Art History Research Seminar: ‘Curating the Moon’ with Dr Melanie Vandenbrouck, Curator of Art at the Royal Museums Greenwich
In 2019, Dr Melanie Vandenbrouck, Curator of Art at the Royal Museums Greenwich, curated two major exhibitions, The Moon at the Royal Museums Greenwich and Moonlight at the Hasselblad Foundation, Gothenburg. On the 4th March, we were fortunate enough to have Dr Vandenbrouck present to us at NCH on what it was like curating these exhibitions.
The exhibitions themselves dealt with our ‘emotional investment’ in the moon, as the closest and most visible object in the night sky. Dr Vandenbrouck wanted the Greenwich exhibition to convey that whilst the moon is no longer an unreachable entity, the same technological advances that have brought Earth’s natural satellite nearer to us may also have dimmed some of its appeal. Likewise, if for millennia, people have relied on the moon for such activities as harvest, timekeeping or rituals, in our increasingly floodlit world, our more personal understanding of the moon is at risk of being lost.

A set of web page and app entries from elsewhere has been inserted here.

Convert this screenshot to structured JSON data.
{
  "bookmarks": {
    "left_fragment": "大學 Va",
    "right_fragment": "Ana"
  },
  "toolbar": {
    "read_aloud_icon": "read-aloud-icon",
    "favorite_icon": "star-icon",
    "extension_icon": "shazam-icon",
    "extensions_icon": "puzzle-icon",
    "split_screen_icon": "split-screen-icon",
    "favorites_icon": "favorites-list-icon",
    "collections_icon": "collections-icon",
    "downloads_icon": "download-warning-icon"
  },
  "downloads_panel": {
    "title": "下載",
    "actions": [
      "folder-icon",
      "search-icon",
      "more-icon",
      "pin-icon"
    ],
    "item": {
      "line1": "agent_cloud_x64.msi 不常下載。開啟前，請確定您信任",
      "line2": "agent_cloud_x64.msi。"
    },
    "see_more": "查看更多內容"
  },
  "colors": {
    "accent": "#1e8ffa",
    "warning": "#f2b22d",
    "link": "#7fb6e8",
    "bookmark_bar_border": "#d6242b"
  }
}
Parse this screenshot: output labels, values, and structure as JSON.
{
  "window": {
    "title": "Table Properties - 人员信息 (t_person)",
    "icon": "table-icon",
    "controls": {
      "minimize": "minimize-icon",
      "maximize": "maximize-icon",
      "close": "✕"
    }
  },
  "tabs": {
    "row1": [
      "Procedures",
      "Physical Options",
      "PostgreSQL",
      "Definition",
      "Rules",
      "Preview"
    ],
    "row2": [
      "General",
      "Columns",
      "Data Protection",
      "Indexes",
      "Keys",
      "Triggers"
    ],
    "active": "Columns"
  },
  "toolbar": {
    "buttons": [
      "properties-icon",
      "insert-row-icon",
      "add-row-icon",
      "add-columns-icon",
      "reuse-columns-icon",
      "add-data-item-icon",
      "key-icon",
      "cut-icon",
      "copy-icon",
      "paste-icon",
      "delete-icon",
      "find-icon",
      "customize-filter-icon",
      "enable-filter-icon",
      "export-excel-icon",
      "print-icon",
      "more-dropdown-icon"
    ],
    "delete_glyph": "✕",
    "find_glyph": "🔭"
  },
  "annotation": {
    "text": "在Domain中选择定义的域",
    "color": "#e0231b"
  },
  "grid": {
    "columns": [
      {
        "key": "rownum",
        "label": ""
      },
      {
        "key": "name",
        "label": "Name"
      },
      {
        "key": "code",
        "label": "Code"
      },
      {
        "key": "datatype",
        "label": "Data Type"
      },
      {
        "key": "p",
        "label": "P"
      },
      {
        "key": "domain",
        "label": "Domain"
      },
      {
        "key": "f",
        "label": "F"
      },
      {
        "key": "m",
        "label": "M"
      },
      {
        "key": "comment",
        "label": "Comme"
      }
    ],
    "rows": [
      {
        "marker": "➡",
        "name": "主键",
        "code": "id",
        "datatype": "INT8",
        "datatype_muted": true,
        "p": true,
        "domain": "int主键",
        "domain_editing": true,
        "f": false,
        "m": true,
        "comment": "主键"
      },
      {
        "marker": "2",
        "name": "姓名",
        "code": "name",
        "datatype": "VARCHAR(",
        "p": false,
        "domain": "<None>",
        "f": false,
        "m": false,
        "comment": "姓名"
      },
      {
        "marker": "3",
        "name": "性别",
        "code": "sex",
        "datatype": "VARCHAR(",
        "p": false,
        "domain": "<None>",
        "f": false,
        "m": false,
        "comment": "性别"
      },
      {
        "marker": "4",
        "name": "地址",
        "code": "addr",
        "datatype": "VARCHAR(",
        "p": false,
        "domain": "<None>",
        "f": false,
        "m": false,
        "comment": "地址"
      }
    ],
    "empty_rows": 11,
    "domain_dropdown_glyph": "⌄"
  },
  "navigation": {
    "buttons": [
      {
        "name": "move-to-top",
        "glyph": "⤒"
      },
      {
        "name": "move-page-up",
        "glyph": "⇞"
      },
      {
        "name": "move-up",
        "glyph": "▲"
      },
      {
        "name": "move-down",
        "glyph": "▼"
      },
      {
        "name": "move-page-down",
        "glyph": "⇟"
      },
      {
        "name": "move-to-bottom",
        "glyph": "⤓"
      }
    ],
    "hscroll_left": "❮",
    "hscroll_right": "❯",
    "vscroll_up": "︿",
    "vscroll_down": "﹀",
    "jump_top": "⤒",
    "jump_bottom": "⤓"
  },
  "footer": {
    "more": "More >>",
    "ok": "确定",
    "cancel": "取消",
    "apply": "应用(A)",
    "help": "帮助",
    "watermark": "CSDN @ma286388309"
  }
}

The exhibition at Greenwich comprised over 180 objects, spanning 2,500 years. From the earliest item, a Mesopotamian tablet from 172 BCE that showed how the lunar eclipses were considered bad omens, all the way to a papier-mâché space helmet made by an eight-year-old in 1969 according to Blue Peter’s instructions. The latter was a particular highlight for generations that remembered the ‘Space Race’ that began in 1955.
The exhibition also dealt with how artists have conveyed personal connections to the moon. William Blake’s 1793 etching I want! I want! concisely conveyed the thrill and anticipation of trying to reach the unreachable. Similarly, the work of contemporary artists such as Leonid Tishkov’s photo series Private Moon spoke to our intimate relationship with our ‘cosmic companion’.
Dr Vandenbrouck ended her talk by telling us about the emotional reactions of the crew members of Apollo 8, as they witnessed an ‘earthrise’ (the moment the Earth climbs over the Moon’s horizon) with human eyes for the first time on 24 December 1968. As Bill Anders, the astronaut who captured this in a famous photograph said, ‘We came all this way to explore the Moon, and the most important thing is that we discovered the Earth.’ His Earthrise picture has been credited as kick- starting the environmental movement. Then and most poignantly now, Earthrise reinforces not only the beauty, but also the fragility of our planet. Stressing the severity of the present climate crisis, Dr Vandenbrouck concluded her lecture by asking us: ‘Fifty years on, what have we done?’